YOUR GOAL
A word-for-word copy of the records that follow is needed, with every picture omitted.

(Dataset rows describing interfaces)
* * *
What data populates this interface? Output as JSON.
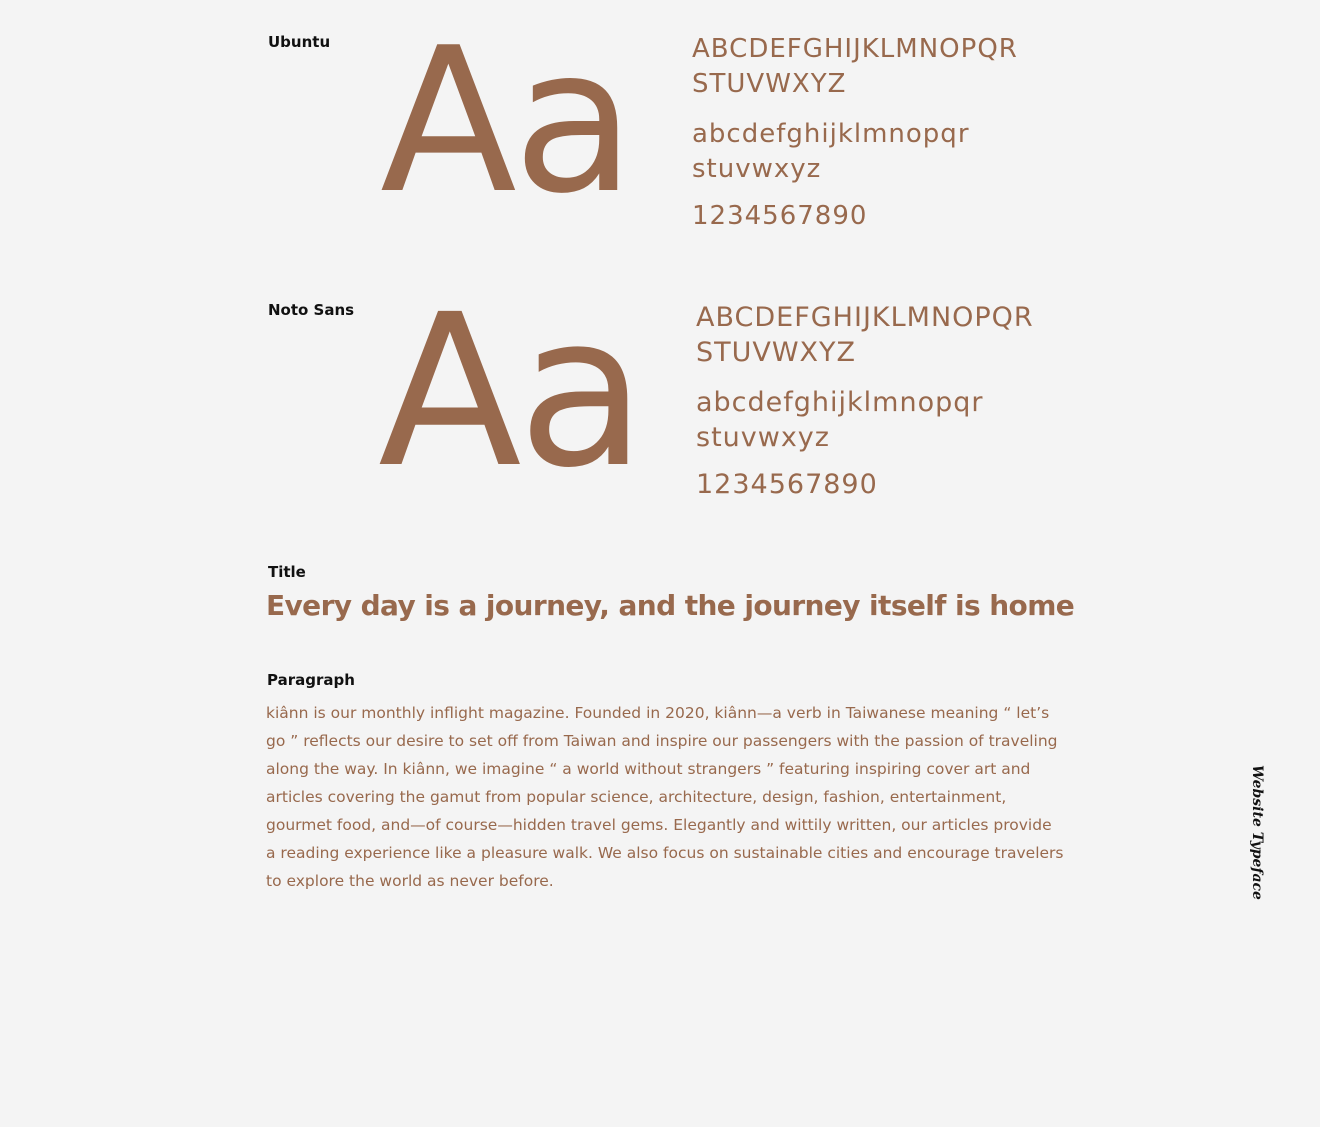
{
  "typefaces": [
    {
      "name": "Ubuntu",
      "sample": "Aa",
      "uppercase_line1": "ABCDEFGHIJKLMNOPQR",
      "uppercase_line2": "STUVWXYZ",
      "lowercase_line1": "abcdefghijklmnopqr",
      "lowercase_line2": "stuvwxyz",
      "digits": "1234567890"
    },
    {
      "name": "Noto Sans",
      "sample": "Aa",
      "uppercase_line1": "ABCDEFGHIJKLMNOPQR",
      "uppercase_line2": "STUVWXYZ",
      "lowercase_line1": "abcdefghijklmnopqr",
      "lowercase_line2": "stuvwxyz",
      "digits": "1234567890"
    }
  ],
  "title_section": {
    "label": "Title",
    "sample": "Every day is a journey, and the journey itself is home"
  },
  "paragraph_section": {
    "label": "Paragraph",
    "sample": "kiânn is our monthly inflight magazine. Founded in 2020, kiânn—a verb in Taiwanese meaning “ let’s go ” reflects our desire to set off from Taiwan and inspire our passengers with the passion of traveling along the way. In kiânn, we imagine “ a world without strangers ” featuring inspiring cover art and articles covering the gamut from popular science, architecture, design, fashion, entertainment, gourmet food, and—of course—hidden travel gems. Elegantly and wittily written, our articles provide a reading experience like a pleasure walk. We also focus on sustainable cities and encourage travelers to explore the world as never before."
  },
  "side_title": "Website Typeface",
  "colors": {
    "background": "#f4f4f4",
    "accent_brown": "#98694d",
    "label_text": "#111111"
  }
}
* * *
EXERCISE RESULT
What data populates this interface? Output as JSON.
{
  "typefaces": [
    {
      "name": "Ubuntu",
      "sample": "Aa",
      "uppercase_line1": "ABCDEFGHIJKLMNOPQR",
      "uppercase_line2": "STUVWXYZ",
      "lowercase_line1": "abcdefghijklmnopqr",
      "lowercase_line2": "stuvwxyz",
      "digits": "1234567890"
    },
    {
      "name": "Noto Sans",
      "sample": "Aa",
      "uppercase_line1": "ABCDEFGHIJKLMNOPQR",
      "uppercase_line2": "STUVWXYZ",
      "lowercase_line1": "abcdefghijklmnopqr",
      "lowercase_line2": "stuvwxyz",
      "digits": "1234567890"
    }
  ],
  "title_section": {
    "label": "Title",
    "sample": "Every day is a journey, and the journey itself is home"
  },
  "paragraph_section": {
    "label": "Paragraph",
    "sample": "kiânn is our monthly inflight magazine. Founded in 2020, kiânn—a verb in Taiwanese meaning “ let’s go ” reflects our desire to set off from Taiwan and inspire our passengers with the passion of traveling along the way. In kiânn, we imagine “ a world without strangers ” featuring inspiring cover art and articles covering the gamut from popular science, architecture, design, fashion, entertainment, gourmet food, and—of course—hidden travel gems. Elegantly and wittily written, our articles provide a reading experience like a pleasure walk. We also focus on sustainable cities and encourage travelers to explore the world as never before."
  },
  "side_title": "Website Typeface",
  "colors": {
    "background": "#f4f4f4",
    "accent_brown": "#98694d",
    "label_text": "#111111"
  }
}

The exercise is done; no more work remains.